2012 Status Report on the Application of Integrated Approaches to Water Resources Management in Africa

The «2012 Status Report on the Application of Integrated Approaches to Water Resources Management in Africa» is a study to determine progress in Africa towards sustainable management of water resources using integrated approaches. The study was commissioned by AMCOW to collate and analyse data collected from 40 member countries of AMCOW African countries that responded to a detailed survey conducted by UN-Water.

2012.05.14_Status_IWRM_AfricaNew study evaluates integrated approaches to water management in 40 African nations

The study found that 18 countries have integrated water resource management (IWRM) plans under implementation. A similar study conducted in 2008 found that 5 countries, out of the 16 that responded to the survey, had IWRM plans or were in the process of developing them.

Several respondents reported that their improved performance in water resources management provided direct benefits towards their national social and economic objectives. The report asserts that detailed documentation of these benefits, including better and more consistent indicators, could increase government commitment and financing for water management and infrastructure. It recommends that a more rigorous reporting system on progress in water management in Africa is initiated by AMCOW to provide a better basis for informed decision making at the national level.


Improved coordination, institutional capacity and financing needed

The progress reported is not without challenges. A great deal more, in terms of commitment and resources, is required to assure food and energy security, as well as access to safe drinking water and sanitation to a growing population. The report highlights flooding, droughts and pollution as the greatest physical threats to Africa’s water resources, which will most likely become more severe due to climate change and variability. It recommends targeted action to intensify efforts and opportunities for country-to-country knowledge sharing, particularly on disaster preparedness and water risk management as a means to increase resilience to climate change.

The survey responses also highlight financial constraints; institutional capacity gaps; and weaknesses in coordination mechanisms between sectors and government departments as key challenges to integrated water resources management in Africa. The report thus emphasises the need to carry out reforms aimed at strengthening the capacity of relevant institutions for managing transboundary water systems, as well as the capacity of local river basin organisations and national apex bodies.

»Water resources are an essential ingredient in the advent of a green economy in Africa«, says AMCOW Executive Secretary, Bai-Mass Taal. »All nations must create transparent and integrated approaches to prioritise wise and efficient allocation of water. The outcomes of the survey should be utilised as a first step towards the development of a permanent reporting mechanism on each country’s progress towards that goal.«
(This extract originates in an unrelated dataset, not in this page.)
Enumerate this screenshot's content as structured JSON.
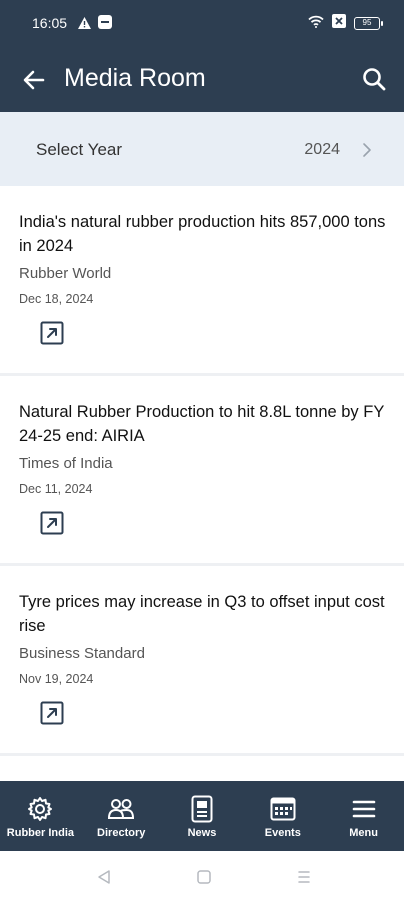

The report has been produced by the African Union Commission (AUC) and AMCOW, which is the AUC’s Specialised Technical Committee on Water and Sanitation, with support from the EU Water Initiative Africa Working Group.


acrobat_icon 2012 Status Report on the Application of Integrated Approaches to Water Resources Management in Africa
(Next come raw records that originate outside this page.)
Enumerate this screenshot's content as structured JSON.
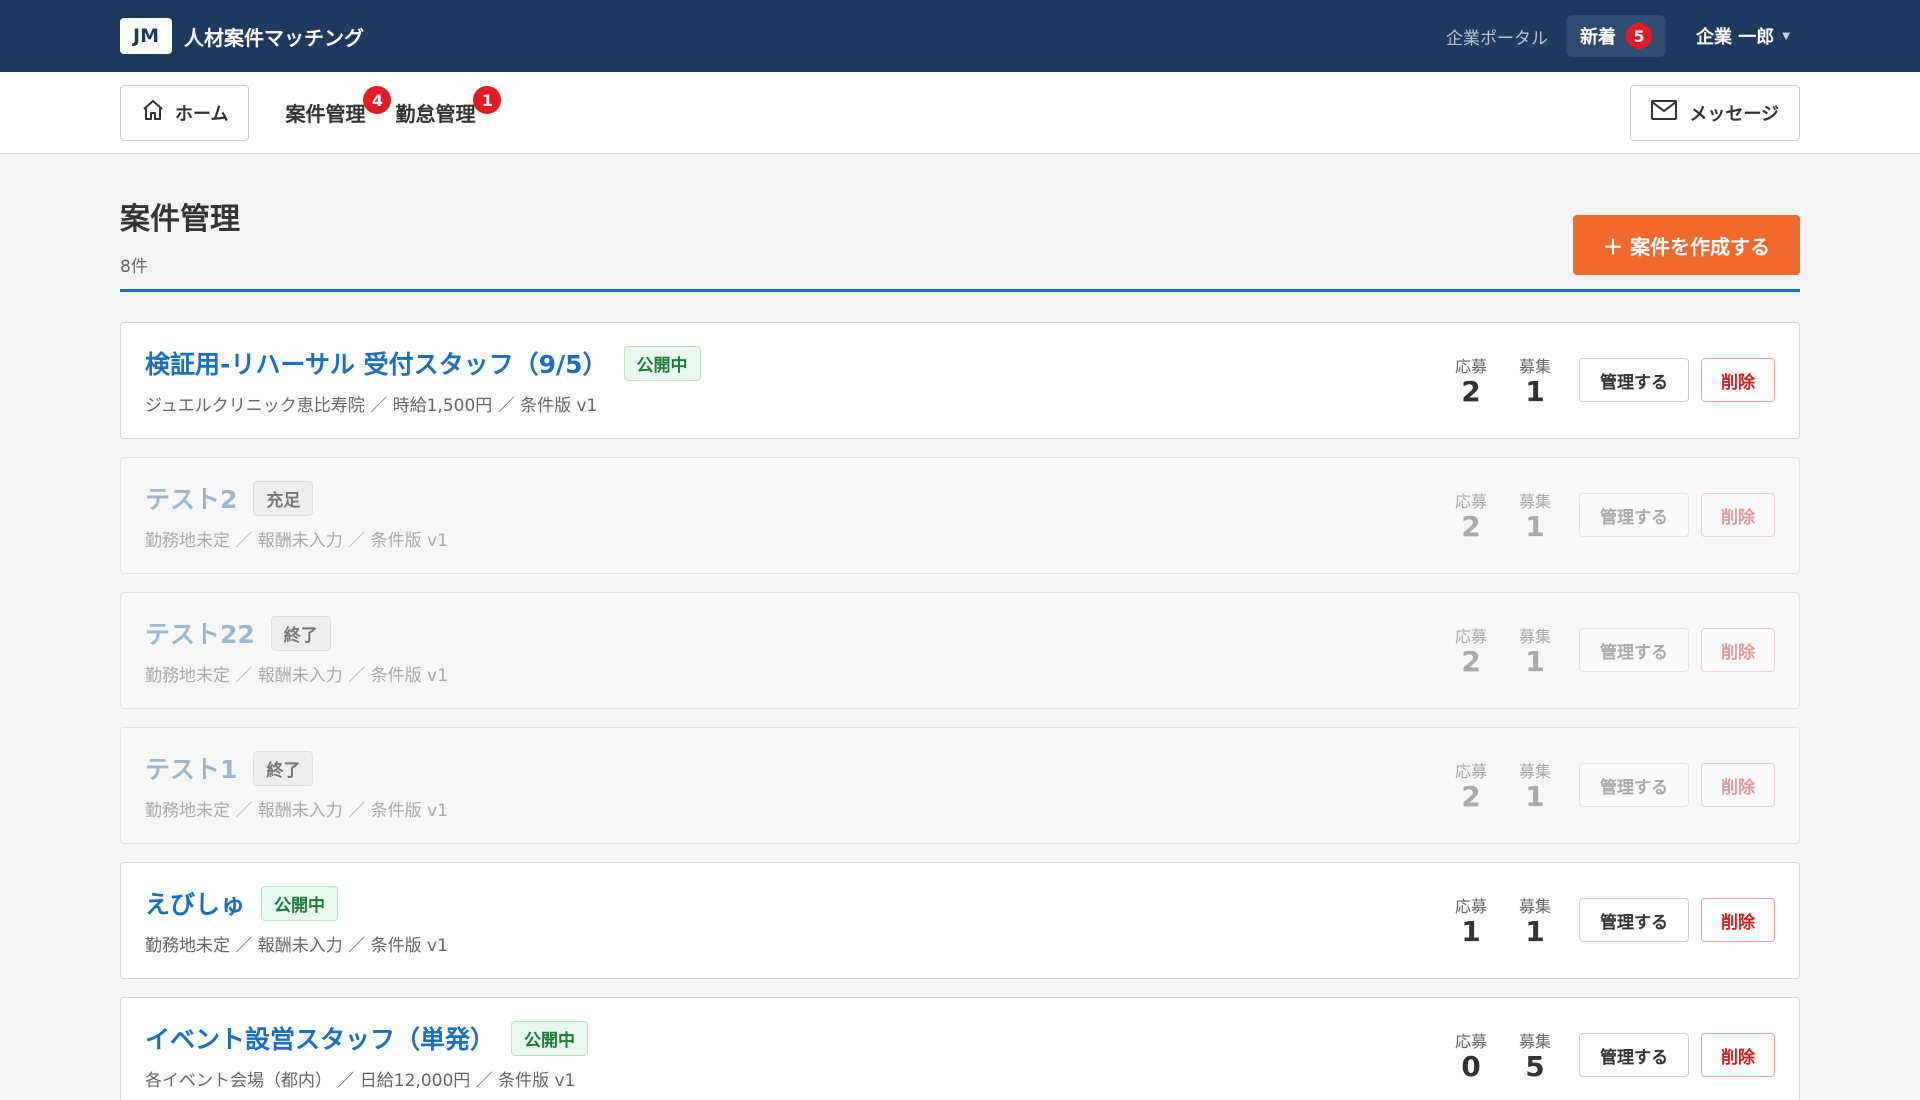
{
  "header": {
    "logo": "JM",
    "app_name": "人材案件マッチング",
    "portal_label": "企業ポータル",
    "new_label": "新着",
    "new_count": "5",
    "user_name": "企業 一郎"
  },
  "nav": {
    "home_label": "ホーム",
    "jobs_label": "案件管理",
    "jobs_badge": "4",
    "attendance_label": "勤怠管理",
    "attendance_badge": "1",
    "messages_label": "メッセージ"
  },
  "page": {
    "title": "案件管理",
    "count": "8件",
    "create_label": "＋ 案件を作成する"
  },
  "labels": {
    "applied": "応募",
    "recruiting": "募集",
    "manage": "管理する",
    "delete": "削除"
  },
  "jobs": [
    {
      "title": "検証用-リハーサル 受付スタッフ（9/5）",
      "status": "公開中",
      "meta": "ジュエルクリニック恵比寿院 ／ 時給1,500円 ／ 条件版 v1",
      "applied": "2",
      "recruiting": "1"
    },
    {
      "title": "テスト2",
      "status": "充足",
      "meta": "勤務地未定 ／ 報酬未入力 ／ 条件版 v1",
      "applied": "2",
      "recruiting": "1"
    },
    {
      "title": "テスト22",
      "status": "終了",
      "meta": "勤務地未定 ／ 報酬未入力 ／ 条件版 v1",
      "applied": "2",
      "recruiting": "1"
    },
    {
      "title": "テスト1",
      "status": "終了",
      "meta": "勤務地未定 ／ 報酬未入力 ／ 条件版 v1",
      "applied": "2",
      "recruiting": "1"
    },
    {
      "title": "えびしゅ",
      "status": "公開中",
      "meta": "勤務地未定 ／ 報酬未入力 ／ 条件版 v1",
      "applied": "1",
      "recruiting": "1"
    },
    {
      "title": "イベント設営スタッフ（単発）",
      "status": "公開中",
      "meta": "各イベント会場（都内） ／ 日給12,000円 ／ 条件版 v1",
      "applied": "0",
      "recruiting": "5"
    }
  ]
}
About the African Ministers Council on Water (AMCOW)

The African Ministers' Council on Water (AMCOW) was established by the 2002 Abuja Ministerial Declaration on Water with the aim of promoting regional cooperation, socio-economic development and poverty eradication through coordination of policy interventions relating to the management of water resources and provision of water services. In 2008, at the 11th ordinary session of the Africa Union (AU) Assembly in Sharm el-Sheikh, the Heads of State and Government of the member countries of the AU agreed on commitments to accelerate the achievement of water and sanitation goals in Africa and mandated AMCOW to develop and follow up an implementation strategy for these commitments.


About the EU Water Initiative African Working Group
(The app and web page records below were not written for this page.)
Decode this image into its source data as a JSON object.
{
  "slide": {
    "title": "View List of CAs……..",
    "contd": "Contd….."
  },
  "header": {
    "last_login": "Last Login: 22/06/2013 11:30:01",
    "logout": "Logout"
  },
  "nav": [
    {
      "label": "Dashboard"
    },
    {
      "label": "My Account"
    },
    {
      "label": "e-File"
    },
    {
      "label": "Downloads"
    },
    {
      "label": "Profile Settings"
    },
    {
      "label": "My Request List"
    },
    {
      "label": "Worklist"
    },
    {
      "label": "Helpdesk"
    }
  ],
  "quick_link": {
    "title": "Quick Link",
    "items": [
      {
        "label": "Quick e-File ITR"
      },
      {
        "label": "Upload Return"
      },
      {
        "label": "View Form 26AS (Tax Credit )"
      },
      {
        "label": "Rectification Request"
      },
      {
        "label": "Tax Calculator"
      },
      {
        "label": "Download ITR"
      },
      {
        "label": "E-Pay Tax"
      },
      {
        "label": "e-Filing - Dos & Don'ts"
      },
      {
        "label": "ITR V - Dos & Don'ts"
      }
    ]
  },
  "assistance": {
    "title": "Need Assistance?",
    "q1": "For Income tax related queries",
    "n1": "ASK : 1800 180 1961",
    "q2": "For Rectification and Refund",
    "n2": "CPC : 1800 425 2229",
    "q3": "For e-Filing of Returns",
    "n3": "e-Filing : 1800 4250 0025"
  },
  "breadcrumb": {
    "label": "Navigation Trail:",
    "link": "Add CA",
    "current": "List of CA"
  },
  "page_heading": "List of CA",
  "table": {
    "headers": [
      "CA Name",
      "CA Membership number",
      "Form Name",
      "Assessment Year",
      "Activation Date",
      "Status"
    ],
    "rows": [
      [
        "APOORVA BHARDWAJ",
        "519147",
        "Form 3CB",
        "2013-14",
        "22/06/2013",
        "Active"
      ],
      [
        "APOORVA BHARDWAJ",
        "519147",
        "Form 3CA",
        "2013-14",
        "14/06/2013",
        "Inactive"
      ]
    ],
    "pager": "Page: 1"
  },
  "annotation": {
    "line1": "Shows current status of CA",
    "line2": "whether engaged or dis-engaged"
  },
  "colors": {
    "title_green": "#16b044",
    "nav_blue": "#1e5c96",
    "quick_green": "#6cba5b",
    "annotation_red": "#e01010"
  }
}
The EU Water Initiative Africa Working Group is a joint platform working on water-related development issues that seeks to make an effective joint (Africa – Europe) contribution to the achievement of water and sanitation related Millennium Development Goals. It consists of representatives from the Technical Advisory Committee of the African Ministers’ Council of Water, EU Member States, the European Commission, civil society and the private sector.


About the Africa Water Week

The 2012 Africa Water Week (AWW) is being held in Cairo, Egypt, 14–18 May 2012. The annual event is organised by the African Ministers Council on Water (AMCOW) and represents a political commitment at the highest level with over 1000 participants from governments, regional institutions, international partners, the private sector, the scientific community, civil society, and the media from all over the world, and in particular Africa, meeting to discuss and collectively seek solutions to Africa's water and sanitation challenges.